How does it differ from concrete?

Shotcrete is concrete, what differs is the way that cheap viagra online it is applied. When used for construction purposes, concrete tends to be poured from a mixing truck and then needs to be compacted through a process of vibration. The result is a very thick surface which tends to be used as foundations in buildings. By contrast, the shotcrete technique involves pushing wet or dry concrete out through a high pressure nozzle by using compressed air.

What are the advantages?

Because it is not as labour intensive as concrete and does not use up as much raw material, shotcrete is comparatively cost effective and quick to apply. The thinner layers of concrete which the shotcrete technique creates, along with the face that it stays in place once sprayed, means it can be used on vertical surfaces as well as awkward or unique shapes. It’s ability to bond and low permeability also means that it can be used to repair cracks in established concrete structures.

What are the disadvantages?

Although shotcreteing is less labour intensive, more emphasis is placed on the application technique as it needs to be applied at the correct distance and at the right water to cemetious materials ratio. Shotcrete which is applied by an amateur might look okay on the outside but be riddled with sand pockets and voids underneath. Imperceptible faults like these leave the reinforcing steel the shotcrete encases vulnerable to the elements.

What is it used for?

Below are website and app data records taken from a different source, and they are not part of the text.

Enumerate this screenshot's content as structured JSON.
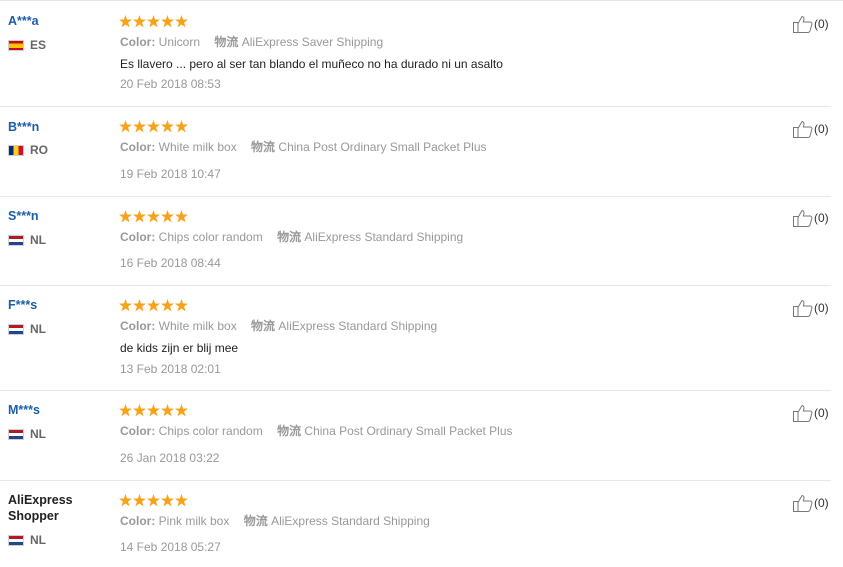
{
  "labels": {
    "color": "Color:",
    "shipping": "物流"
  },
  "reviews": [
    {
      "user": "A***a",
      "country": "ES",
      "color": "Unicorn",
      "shipping": "AliExpress Saver Shipping",
      "feedback": "Es llavero ... pero al ser tan blando el muñeco no ha durado ni un asalto",
      "date": "20 Feb 2018 08:53",
      "helpful": "(0)",
      "stars": 5
    },
    {
      "user": "B***n",
      "country": "RO",
      "color": "White milk box",
      "shipping": "China Post Ordinary Small Packet Plus",
      "feedback": "",
      "date": "19 Feb 2018 10:47",
      "helpful": "(0)",
      "stars": 5
    },
    {
      "user": "S***n",
      "country": "NL",
      "color": "Chips color random",
      "shipping": "AliExpress Standard Shipping",
      "feedback": "",
      "date": "16 Feb 2018 08:44",
      "helpful": "(0)",
      "stars": 5
    },
    {
      "user": "F***s",
      "country": "NL",
      "color": "White milk box",
      "shipping": "AliExpress Standard Shipping",
      "feedback": "de kids zijn er blij mee",
      "date": "13 Feb 2018 02:01",
      "helpful": "(0)",
      "stars": 5
    },
    {
      "user": "M***s",
      "country": "NL",
      "color": "Chips color random",
      "shipping": "China Post Ordinary Small Packet Plus",
      "feedback": "",
      "date": "26 Jan 2018 03:22",
      "helpful": "(0)",
      "stars": 5
    },
    {
      "user_line1": "AliExpress",
      "user_line2": "Shopper",
      "country": "NL",
      "color": "Pink milk box",
      "shipping": "AliExpress Standard Shipping",
      "feedback": "",
      "date": "14 Feb 2018 05:27",
      "helpful": "(0)",
      "stars": 5
    }
  ]
}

The shotcrete technique is most commonly used as an encasing material for irregularly shaped structures like swimming pools or curved structures like grain silos and civil engineering structures like dams, tunnels and tanks. It can also be used as a fireproofing method for structural steel and an earth retention method in areas of high erosion. More recently shotcrete has been adapted for use as wall insulation in building construction.

Icon Concrete is a well established Melbourne concrete company offering an extensive range of specialised concreting services including shotcreting. Give us a call on 0402 082 472 to learn more.